Victor Emmanuel II Monument
Wandering around the Roman Forum and Palatine Hill was made a little challenging for me, we experienced and extended spring shower and occasional downpour making it difficult to juggle my camera and an umbrella. Still, it didn’t stop us from exploring the ruins and although we were a little cold and damp, our enthusiasm and awe did not wane. One of the more beautiful areas of the Roman Forum, even when it is raining, is the House and Temple of the Vestal Virgins. The courtyard contains rose gardens and statues of the priestesses who guarded the the sacred, eternal flame which was considered to be the symbol of the eternal life of Rome. The priestesses served for 30 years and had to remain virgins for the entire time, to do otherwise resulted in death.
A number of special exhibits were set up throughout the forum, the focus was on the Roman Emperor Nero, more famous for his bad behaviour and murderous, corrupt ways than anything else. The exhibits are part of a trail of Roman locations that can be directly connected to Nero. The former palace of Nero, the Domus Aurea is closed to the general public as a result of buildings collapsing and a concern for safety. We followed the path that connected the forum to Palatine Hill where more of Nero’s story could be found. Much of the Palatine Hill is in such a state that you need to use your imagination or a guidebook to be able to identify the buildings, our aim was to head towards the Imperial Palace complex that overlooked the Circus Maximus. Looking at Circus Maximus now you would think that it was just a normal park suited for walking the dog or holding concerts but it was once home to chariot and horse races, events that attracted tens of thousands of spectators.
Took a couple of sneaky, not so good, photos of the fake gladiators during our stay in Rome, they did seem a tad obnoxious and we watched with interest as one couple tried to get out of paying for having their photo taken outside the Colosseum.
I love Rome, the crazy traffic, the noisy piazzas and ancient ruins in abundance are overwhelming but it is such an amazing city and full of contrasts. We spent five days exploring the streets of Rome and could have spent another 5 days there easily, especially after discovering the wonderful Cantina Kantarini not far from our hotel. I’m not going to write much about at this point, instead I have posted some of my favourite photographs and when I have more time I will expand on Rome and several other destinations in Italy. Enjoy!

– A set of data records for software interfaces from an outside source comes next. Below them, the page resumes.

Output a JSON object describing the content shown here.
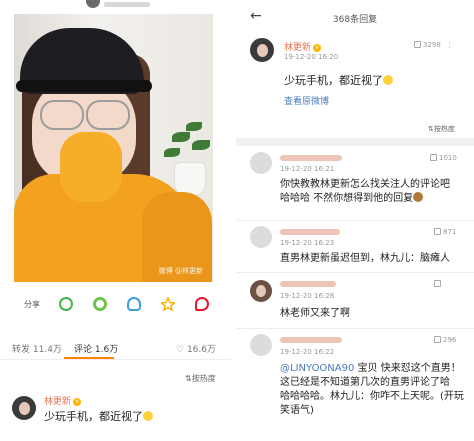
{
  "left": {
    "photo_watermark": "微博 @林更新",
    "actions": [
      {
        "label": "分享",
        "icon": "share-icon"
      },
      {
        "icon": "wechat-icon"
      },
      {
        "icon": "moments-icon"
      },
      {
        "icon": "qq-icon"
      },
      {
        "icon": "qzone-icon"
      },
      {
        "icon": "weibo-icon"
      }
    ],
    "stats": {
      "repost_label": "转发",
      "repost_count": "11.4万",
      "comment_label": "评论",
      "comment_count": "1.6万",
      "like_count": "16.6万"
    },
    "sort_label": "按热度",
    "comment": {
      "user": "林更新",
      "text": "少玩手机，都近视了"
    }
  },
  "right": {
    "title": "368条回复",
    "main": {
      "user": "林更新",
      "likes": "3298",
      "time": "19-12-20 16:20",
      "text": "少玩手机，都近视了",
      "link": "查看原微博"
    },
    "sort_label": "按热度",
    "replies": [
      {
        "likes": "1010",
        "time": "19-12-20 16:21",
        "lines": [
          "你快教教林更新怎么找关注人的评论吧",
          "哈哈哈 不然你想得到他的回复"
        ]
      },
      {
        "likes": "871",
        "time": "19-12-20 16:23",
        "lines": [
          "直男林更新虽迟但到，林九儿：脑瘫人"
        ]
      },
      {
        "likes": "",
        "time": "19-12-20 16:28",
        "lines": [
          "林老师又来了啊"
        ]
      },
      {
        "likes": "296",
        "time": "19-12-20 16:22",
        "mention": "@LINYOONA90",
        "lines_after_mention": "宝贝  快来怼这个直男！",
        "lines": [
          "这已经是不知道第几次的直男评论了哈",
          "哈哈哈哈。林九儿：你咋不上天呢。(开玩",
          "笑语气)"
        ]
      }
    ]
  }
}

The popular Spanish Steps
The fabulous Trevi Fountain
Gelati for sale – the choco mint was yum
Ancient sculpture: The Boxer
Inside the Colosseum
Roman ruins in the forum
Ruins of the Palatine
Umbrella pines on Palatine Hill
The Roman Forum and Colosseum
The Roman Forum as seen from Palatine Hill
Largo di Torre Argentina
Monument of Victor Emmanuel, otherwise known as The Wedding Cake
Trajan’s Column detail
Piazza Navona fountain
Bernini’s Fountain of the Four Rivers in Piazza Navona